Segment Start: Source data

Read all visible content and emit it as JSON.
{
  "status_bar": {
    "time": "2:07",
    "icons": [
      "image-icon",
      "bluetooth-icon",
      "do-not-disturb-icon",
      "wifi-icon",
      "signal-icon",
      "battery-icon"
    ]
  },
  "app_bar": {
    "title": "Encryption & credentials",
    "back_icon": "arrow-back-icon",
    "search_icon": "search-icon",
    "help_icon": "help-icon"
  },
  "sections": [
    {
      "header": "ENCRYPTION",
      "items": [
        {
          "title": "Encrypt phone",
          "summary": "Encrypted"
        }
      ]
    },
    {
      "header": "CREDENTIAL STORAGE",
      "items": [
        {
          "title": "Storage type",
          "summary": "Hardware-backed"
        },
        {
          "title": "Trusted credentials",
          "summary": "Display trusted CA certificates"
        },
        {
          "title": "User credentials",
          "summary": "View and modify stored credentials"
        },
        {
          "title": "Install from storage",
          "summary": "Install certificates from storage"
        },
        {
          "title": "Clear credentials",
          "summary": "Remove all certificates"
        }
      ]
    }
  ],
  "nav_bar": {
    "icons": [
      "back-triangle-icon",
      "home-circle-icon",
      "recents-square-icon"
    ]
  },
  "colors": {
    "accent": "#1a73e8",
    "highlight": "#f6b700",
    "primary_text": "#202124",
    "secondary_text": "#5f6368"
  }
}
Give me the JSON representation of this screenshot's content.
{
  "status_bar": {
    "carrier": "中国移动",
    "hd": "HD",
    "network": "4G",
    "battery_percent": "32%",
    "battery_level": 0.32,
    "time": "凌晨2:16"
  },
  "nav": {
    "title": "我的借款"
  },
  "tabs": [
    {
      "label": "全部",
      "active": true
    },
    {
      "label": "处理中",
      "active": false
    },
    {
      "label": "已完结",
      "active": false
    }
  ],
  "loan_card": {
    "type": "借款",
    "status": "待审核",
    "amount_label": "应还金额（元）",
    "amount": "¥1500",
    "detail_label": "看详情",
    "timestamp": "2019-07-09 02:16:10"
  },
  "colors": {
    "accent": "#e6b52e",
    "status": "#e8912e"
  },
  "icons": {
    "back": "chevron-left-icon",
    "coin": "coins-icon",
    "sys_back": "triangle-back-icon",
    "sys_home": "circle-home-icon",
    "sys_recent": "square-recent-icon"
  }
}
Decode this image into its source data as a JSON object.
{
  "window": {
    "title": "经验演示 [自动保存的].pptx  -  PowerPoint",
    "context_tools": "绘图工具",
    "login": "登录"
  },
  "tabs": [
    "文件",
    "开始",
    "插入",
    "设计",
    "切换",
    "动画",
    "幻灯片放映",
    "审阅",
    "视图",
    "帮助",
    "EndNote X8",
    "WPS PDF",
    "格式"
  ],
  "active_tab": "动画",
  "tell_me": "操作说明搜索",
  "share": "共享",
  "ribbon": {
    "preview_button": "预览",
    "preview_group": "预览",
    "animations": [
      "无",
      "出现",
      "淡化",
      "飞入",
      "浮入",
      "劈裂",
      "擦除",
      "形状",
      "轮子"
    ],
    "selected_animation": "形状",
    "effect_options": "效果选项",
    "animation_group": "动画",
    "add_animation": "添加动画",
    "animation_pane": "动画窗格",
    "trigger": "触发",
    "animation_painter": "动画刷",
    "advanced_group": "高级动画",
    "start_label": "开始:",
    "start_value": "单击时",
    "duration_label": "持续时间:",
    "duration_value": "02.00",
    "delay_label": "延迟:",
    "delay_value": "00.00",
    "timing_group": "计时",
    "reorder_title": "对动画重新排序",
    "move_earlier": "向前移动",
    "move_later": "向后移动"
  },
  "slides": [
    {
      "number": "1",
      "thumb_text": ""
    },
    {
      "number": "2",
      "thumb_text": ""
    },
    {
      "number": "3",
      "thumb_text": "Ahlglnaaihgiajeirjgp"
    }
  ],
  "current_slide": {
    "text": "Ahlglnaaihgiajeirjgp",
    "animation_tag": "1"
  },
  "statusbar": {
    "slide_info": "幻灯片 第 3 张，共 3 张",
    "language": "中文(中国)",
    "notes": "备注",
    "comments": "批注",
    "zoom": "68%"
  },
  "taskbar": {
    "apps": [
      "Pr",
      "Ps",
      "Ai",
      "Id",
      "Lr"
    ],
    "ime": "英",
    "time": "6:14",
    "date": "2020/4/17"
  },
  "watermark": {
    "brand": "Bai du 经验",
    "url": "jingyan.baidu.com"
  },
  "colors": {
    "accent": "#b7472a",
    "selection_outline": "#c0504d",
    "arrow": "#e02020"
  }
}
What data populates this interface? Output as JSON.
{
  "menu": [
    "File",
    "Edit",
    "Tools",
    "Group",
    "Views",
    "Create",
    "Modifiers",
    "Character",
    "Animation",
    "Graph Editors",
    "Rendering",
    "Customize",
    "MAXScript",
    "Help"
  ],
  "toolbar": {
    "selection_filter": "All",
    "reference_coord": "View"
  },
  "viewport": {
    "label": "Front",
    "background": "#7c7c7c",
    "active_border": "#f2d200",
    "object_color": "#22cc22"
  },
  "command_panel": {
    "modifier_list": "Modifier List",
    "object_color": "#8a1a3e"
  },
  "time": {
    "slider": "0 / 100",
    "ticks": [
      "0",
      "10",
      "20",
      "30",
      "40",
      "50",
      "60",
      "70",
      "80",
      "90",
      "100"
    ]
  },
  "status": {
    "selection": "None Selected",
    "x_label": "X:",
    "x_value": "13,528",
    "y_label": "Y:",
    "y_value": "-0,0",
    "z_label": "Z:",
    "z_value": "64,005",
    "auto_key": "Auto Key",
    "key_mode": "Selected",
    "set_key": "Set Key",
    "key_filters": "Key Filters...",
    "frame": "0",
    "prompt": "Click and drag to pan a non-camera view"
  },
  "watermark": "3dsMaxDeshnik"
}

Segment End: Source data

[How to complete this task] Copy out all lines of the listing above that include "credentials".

[Result of this exercise]
    "title": "Encryption & credentials",
          "title": "Trusted credentials",
          "title": "User credentials",
          "summary": "View and modify stored credentials"
          "title": "Clear credentials",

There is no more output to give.